"No. She said Monday."
"Then, Tim, this is your lucky day. Here's what we're gonna do..."
Christina had left three messages on his voicemail. She sounded pissed. Unfortunately for her, Tim had been planning to see her on Monday and acted accordingly. He'd had his cell turned off while he was partying down at Foxwoods Casino for the last day or two.
Christina had told Tim to put aside the stuff from the top shelf. The "not for sale" items. He could keep the rest and get rid of it as he wanted. I had Tim load all the stuff that Christina didn't want into the trunk of my car, and convinced him to hand over enough cash to make good on the register and the computer. Christina had paid him a couple of grand in cash for the job. Fortunately he'd only taken about half of it with him to flush down the slots.
The stuff that she wanted, he could go ahead and give her. With one exception. The way I figured it, she probably only wanted one thing off of that shelf. Now I just had to figure out which one it was.
Tim brought the box over to me, and as it turns out, it wasn't a difficult choice at all.
I walked to my car holding a faded little booklet with some loose pages and a missing staple. I tossed it down on the front seat and took one more look before I drove away.

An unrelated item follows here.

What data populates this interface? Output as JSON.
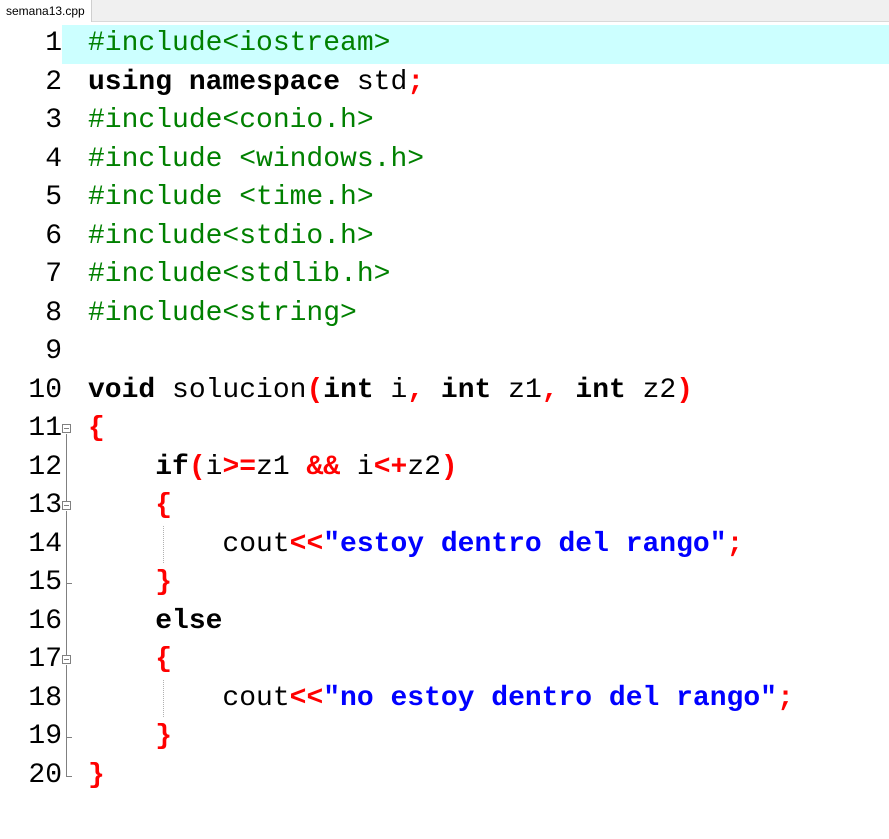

On the front cover were the words:
"Worn Walking Shoes: Poems of the Road"
Story and Picture by Rick Silva, Copyright 2006